punches, dies and lower punches in place rotates
• As the head rotates, the punches are guided up and
down by fixed cam tracks, which control the sequence
of filling, compression and ejection.
• The portions of the head that hold the upper and
lower punches are called the upper and lower turrets
• The portion holding the dies is called the die table
• Granules from hopper empty in the feed frame (A)
containing several interconnected compartments.
• These compartments spread the granulation over a wide
area to provide time for the dies (B) to fill.
• The pull down cam (C) guides the lower punches to the
bottom, allowing the dies to overfill
• The punches then pass over a weight-control cam (E),
which reduces the fill in the dies to the desired amount
• A swipe off blade (D) at the end of the feed frame removes
the excess granulation and directs it around the turret and
back into the front of the feed frame
• The lower punches travel over the lower compression roll
(F) while simultaneously the upper punches ride beneath
the upper compression roll (G)
• The upper punches enter a fixed distance into the dies,

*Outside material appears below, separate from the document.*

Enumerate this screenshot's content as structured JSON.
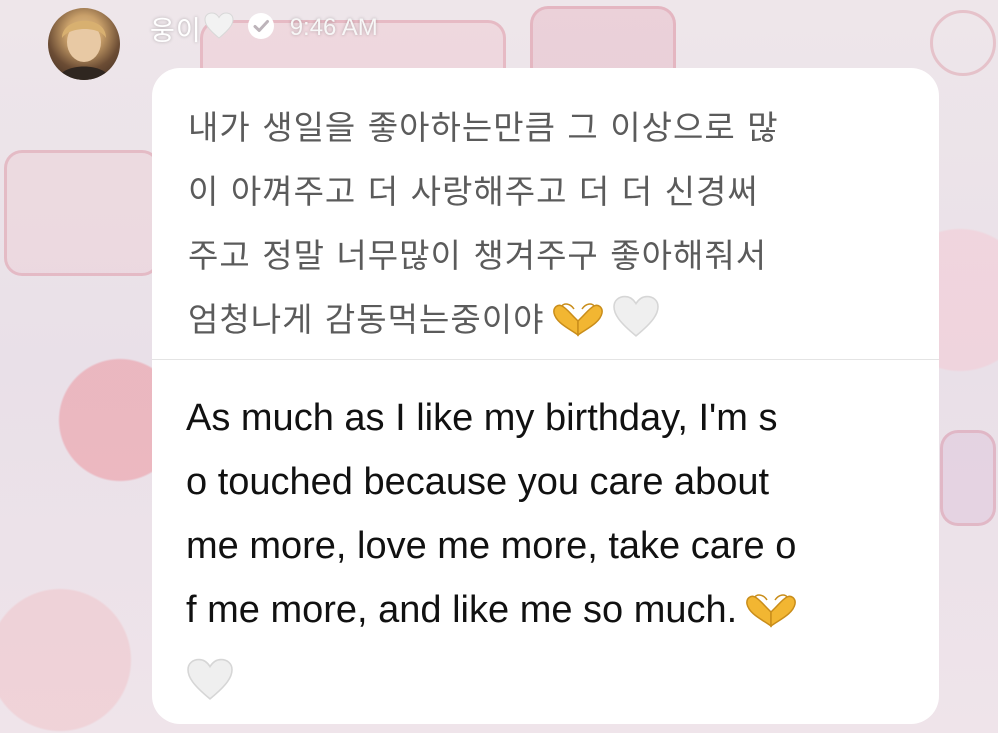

while the lower punches are raised to squeeze and compact
the granulation within the dies
• After the moment of compression, the upper punches are
withdrawn as they follow the upper punch raising cam (H)
• The lower punches ride up the cam (I) which brings the
tablets flush with or slightly above the surface of the dies
• The tablets strike a sweep off blade affixed to the front of
the feed frame (A) and slide down a chute into a receptacle
• At the same time, the lower punches re-enter the pull
down cam (C) and the cycle is repeated
• The principle modification from earlier equipment has
been an increase in production rate which is regulated by
– Number of tooling sets
– Number of compression stations
– Rotational speed of the press
• Capping is the partial or complete separation of the
top or bottom crowns of a tablet from the main body
of the tablet.
• Lamination is separation of a tablet into two or more
distinct layers. Both of these problems usually result
from air entrapment during processing.
• Picking is removal of a tablet’s surface material by a
• Sticking is adhesion of tablet material to a die wall.
These two problems result from excessive moisture or
substances with low melting temperatures in the
• Mottling is an unequal color distribution on a tablet, with
light or dark areas standing on otherwise uniform surface.
This results from use of a drug with a color different from
that of the tablet excipients or from a drug with colored
• Weight variation-granule size distribution, poor
• Hardness variation
• Double impression-monograms or engraving on punch
• The theory and practice of industrial
pharmacy by Leon Lachman,A.lieberman